Accurate prediction of survival for cystic fbrosis (CF) patients is instrumental in establishing the optimal timing for referring patients with terminal respiratory failure for lung transplantation (LT). Current practice considers referring patients for LT evaluation once the forced expiratory volume (FEV1) drops below 30% of its predicted nominal value. While FEV1 is indeed a strong predictor of CF-related mortality, we hypothesized that the survival behavior of CF patients exhibits a lot more heterogeneity. To this end, we developed an algorithmic framework, which we call AutoPrognosis, that leverages the power of machine learning to automate the process of constructing clinical prognostic models, and used it to build a prognostic model for CF using data from a contemporary cohort that involved 99% of the CF population in the UK. AutoPrognosis uses Bayesian optimization techniques to automate the process of confguring ensembles of machine learning pipelines, which involve imputation, feature processing, classifcation and calibration algorithms. Because it is automated, it can be used by clinical researchers to build prognostic models without the need for in depth knowledge of machine learning. Our experiments revealed that the accuracy of the model learned by AutoPrognosis is superior to that of existing guidelines and other competing models.Read our paper!
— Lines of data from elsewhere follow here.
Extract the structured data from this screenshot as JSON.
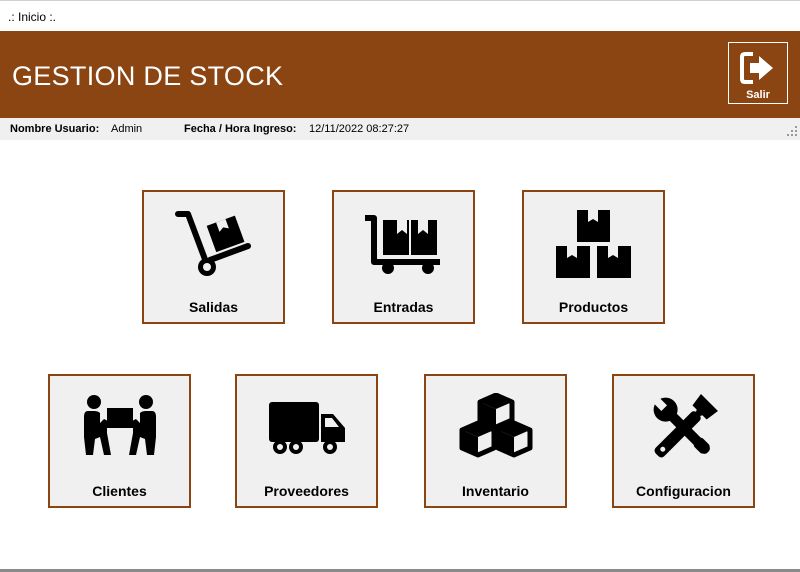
{
  "window": {
    "title": ".: Inicio :."
  },
  "header": {
    "title": "GESTION DE STOCK",
    "exit_label": "Salir",
    "bg_color": "#8b4513"
  },
  "info": {
    "user_label": "Nombre Usuario:",
    "user_value": "Admin",
    "date_label": "Fecha / Hora Ingreso:",
    "date_value": "12/11/2022 08:27:27"
  },
  "tiles": [
    {
      "label": "Salidas",
      "icon": "hand-truck-icon"
    },
    {
      "label": "Entradas",
      "icon": "cart-box-icon"
    },
    {
      "label": "Productos",
      "icon": "boxes-stack-icon"
    },
    {
      "label": "Clientes",
      "icon": "people-carry-icon"
    },
    {
      "label": "Proveedores",
      "icon": "truck-icon"
    },
    {
      "label": "Inventario",
      "icon": "cubes-icon"
    },
    {
      "label": "Configuracion",
      "icon": "tools-icon"
    }
  ]
}
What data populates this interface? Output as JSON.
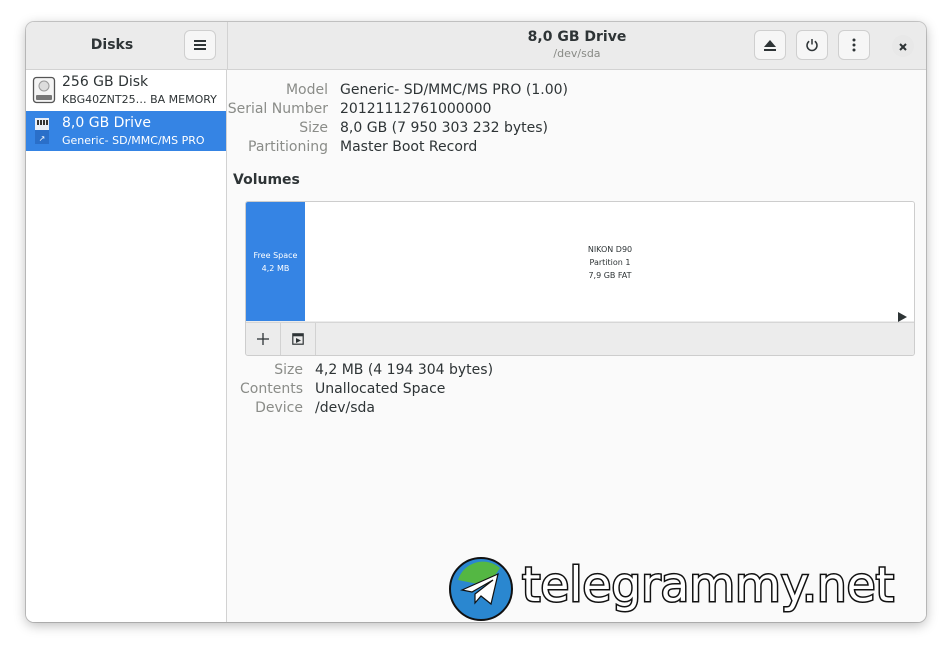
{
  "app": {
    "title": "Disks",
    "drive_title": "8,0 GB Drive",
    "drive_subtitle": "/dev/sda"
  },
  "sidebar": {
    "disks": [
      {
        "name": "256 GB Disk",
        "subtitle": "KBG40ZNT25… BA MEMORY",
        "icon": "hard-disk-icon",
        "selected": false
      },
      {
        "name": "8,0 GB Drive",
        "subtitle": "Generic- SD/MMC/MS PRO",
        "icon": "sd-card-icon",
        "selected": true
      }
    ]
  },
  "drive_info": {
    "model_label": "Model",
    "model_value": "Generic- SD/MMC/MS PRO (1.00)",
    "serial_label": "Serial Number",
    "serial_value": "20121112761000000",
    "size_label": "Size",
    "size_value": "8,0 GB (7 950 303 232 bytes)",
    "partitioning_label": "Partitioning",
    "partitioning_value": "Master Boot Record"
  },
  "volumes": {
    "label": "Volumes",
    "free_space": {
      "line1": "Free Space",
      "line2": "4,2 MB"
    },
    "partition": {
      "line1": "NIKON D90",
      "line2": "Partition 1",
      "line3": "7,9 GB FAT"
    }
  },
  "selected_volume": {
    "size_label": "Size",
    "size_value": "4,2 MB (4 194 304 bytes)",
    "contents_label": "Contents",
    "contents_value": "Unallocated Space",
    "device_label": "Device",
    "device_value": "/dev/sda"
  },
  "watermark": {
    "text": "telegrammy.net"
  },
  "colors": {
    "accent": "#3584e4",
    "header_bg": "#ebebeb",
    "content_bg": "#fafafa"
  }
}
The core component of AUTOPROGNOSIS is an algorithm that automatically configures ML pipelines, where every pipeline comprises algorithms for missing data imputation, feature preprocessing, prediction, and calibration. The total number of hyperparameters in AUTOPROGNOSIS is 106. We use Bayesian Optimization (BO) to configure the ML pipelines.
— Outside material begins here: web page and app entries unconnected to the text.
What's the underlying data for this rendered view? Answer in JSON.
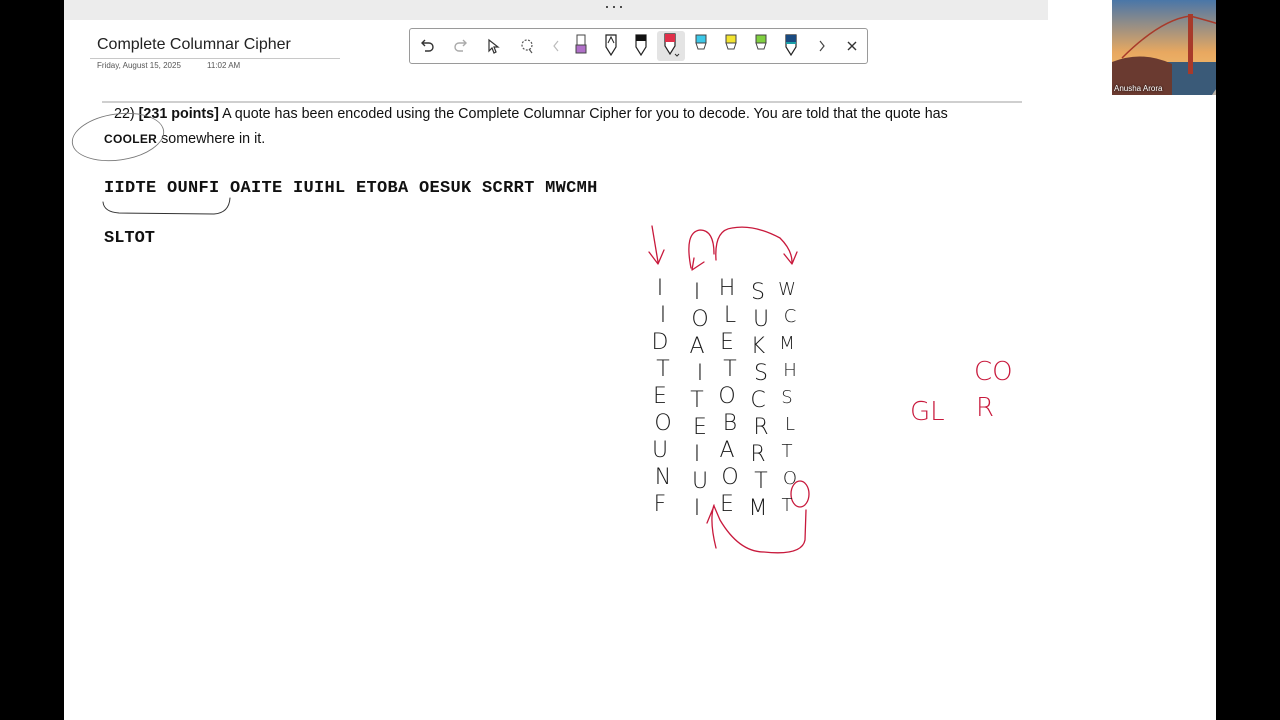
{
  "window": {
    "more_dots": "···"
  },
  "note": {
    "title": "Complete Columnar Cipher",
    "date": "Friday, August 15, 2025",
    "time": "11:02 AM"
  },
  "toolbar": {
    "tools": [
      "undo-icon",
      "redo-icon",
      "select-icon",
      "lasso-icon",
      "scroll-left-icon",
      "highlighter-purple",
      "pen-black-outline",
      "pen-black",
      "pen-red",
      "highlighter-cyan",
      "highlighter-yellow",
      "highlighter-green",
      "pen-teal",
      "scroll-right-icon",
      "close-icon"
    ],
    "active_tool": "pen-red",
    "colors": {
      "purple": "#b070c8",
      "red": "#e0304a",
      "cyan": "#3cc8e8",
      "yellow": "#f2e430",
      "green": "#80d040",
      "teal": "#1aa0a8"
    }
  },
  "question": {
    "number": "22)",
    "points": "[231 points]",
    "text1": " A quote has been encoded using the Complete Columnar Cipher for you to decode. You are told that the quote has",
    "keyword": "COOLER",
    "text2": " somewhere in it."
  },
  "ciphertext": {
    "line1": "IIDTE OUNFI OAITE IUIHL ETOBA OESUK SCRRT MWCMH",
    "line2": "SLTOT"
  },
  "ink_color": "#c8193c",
  "handwriting": {
    "col1": [
      "I",
      "I",
      "D",
      "T",
      "E",
      "O",
      "U",
      "N",
      "F"
    ],
    "col2": [
      "I",
      "O",
      "A",
      "I",
      "T",
      "E",
      "I",
      "U",
      "I"
    ],
    "col3": [
      "H",
      "L",
      "E",
      "T",
      "O",
      "B",
      "A",
      "O",
      "E"
    ],
    "col4": [
      "S",
      "U",
      "K",
      "S",
      "C",
      "R",
      "R",
      "T",
      "M"
    ],
    "col5": [
      "W",
      "C",
      "M",
      "H",
      "S",
      "L",
      "T",
      "O",
      "T"
    ],
    "side_note": [
      "GL",
      "CO",
      "R"
    ]
  },
  "webcam": {
    "name": "Anusha Arora"
  }
}
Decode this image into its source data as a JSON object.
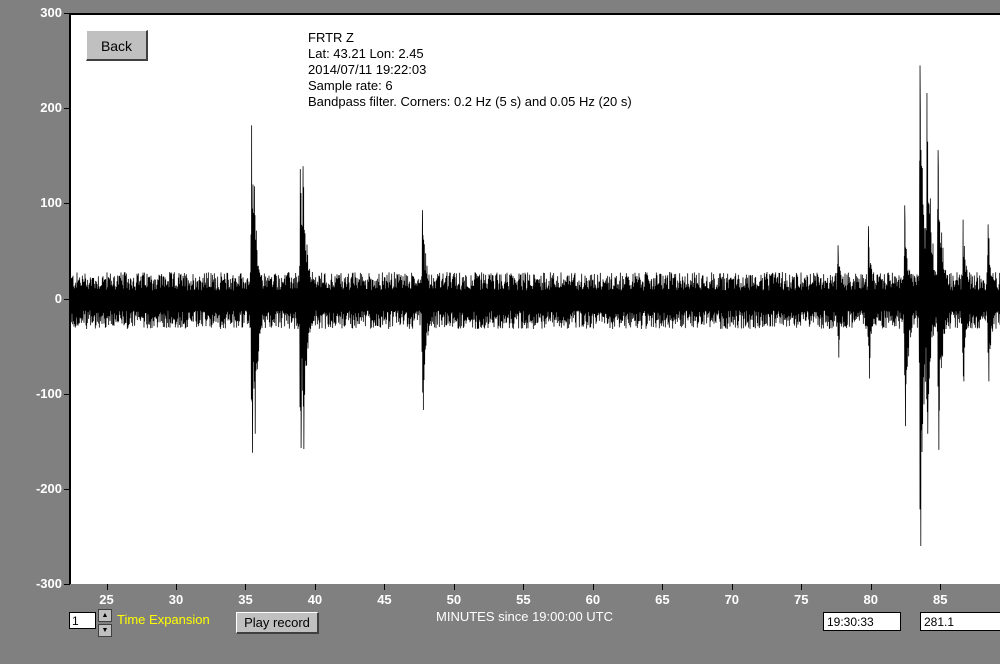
{
  "header": {
    "back_label": "Back",
    "station": "FRTR  Z",
    "location": "Lat: 43.21 Lon: 2.45",
    "datetime": "2014/07/11 19:22:03",
    "sample_rate": "Sample rate: 6",
    "filter": "Bandpass filter. Corners: 0.2 Hz (5 s) and 0.05 Hz (20 s)"
  },
  "controls": {
    "expansion_value": "1",
    "time_expansion_label": "Time Expansion",
    "play_label": "Play record",
    "time_readout": "19:30:33",
    "value_readout": "281.1"
  },
  "colors": {
    "background": "#808080",
    "plot_bg": "#ffffff",
    "trace": "#000000",
    "axis_text": "#ffffff",
    "time_expansion_text": "#ffff00"
  },
  "chart_data": {
    "type": "line",
    "xlabel": "MINUTES since 19:00:00 UTC",
    "ylabel": "",
    "xlim": [
      22.3,
      89.3
    ],
    "ylim": [
      -300,
      300
    ],
    "xticks": [
      25,
      30,
      35,
      40,
      45,
      50,
      55,
      60,
      65,
      70,
      75,
      80,
      85
    ],
    "yticks": [
      300,
      200,
      100,
      0,
      -100,
      -200,
      -300
    ],
    "background_noise_amplitude": 30,
    "events": [
      {
        "x": 35.3,
        "max": 184,
        "min": -160
      },
      {
        "x": 35.5,
        "max": 120,
        "min": -140
      },
      {
        "x": 38.8,
        "max": 138,
        "min": -155
      },
      {
        "x": 39.0,
        "max": 141,
        "min": -156
      },
      {
        "x": 47.6,
        "max": 95,
        "min": -115
      },
      {
        "x": 77.5,
        "max": 58,
        "min": -60
      },
      {
        "x": 79.7,
        "max": 78,
        "min": -82
      },
      {
        "x": 82.3,
        "max": 100,
        "min": -132
      },
      {
        "x": 83.4,
        "max": 247,
        "min": -258
      },
      {
        "x": 83.9,
        "max": 218,
        "min": -140
      },
      {
        "x": 84.7,
        "max": 158,
        "min": -157
      },
      {
        "x": 86.5,
        "max": 85,
        "min": -85
      },
      {
        "x": 88.3,
        "max": 80,
        "min": -85
      }
    ]
  }
}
We applied our general framework to the problem of predicting short-term survival of cystic fbrosis patients using data from the UK CF registry. AutoPrognosis was capable of learning an ensemble of machine learning models (including the well-known random forest and XGBoost algorithms) that outperformed existing risk scores developed in the clinical literature, mainstream practice guidelines, and naive implementation of vanilla machine learning models. We demonstrated the clinical utility of the prognostic model learned by AutoPrognosis by examining its potential impact on lung transplant referral decisions. Our analysis showed that the model learned by AutoPrognosis achieves signifcant gains in terms of a wide variety of diagnostic accuracy metrics. Most notably, AutoPrognosis achieves signifcant gains in terms of the positive predictive values, which implies a remarkable improvement in terms of the precision of lung transplant referral decisions. AutoPrognosis' interpreter module revealed that the model is able to achieve such gains because it recognizes the importance of variables that refect disorders in pulmonary gas exchange (such as Oxygenation), and learns their interactions with spirometric biomarkers refecting airway obstruction (such as FEV1). Tis gave rise to a precise survival prediction rule which disentangles patients who are truly at risk from those who do not necessarily need a transplant in the short term.Check out our online CF mortality risk calculator!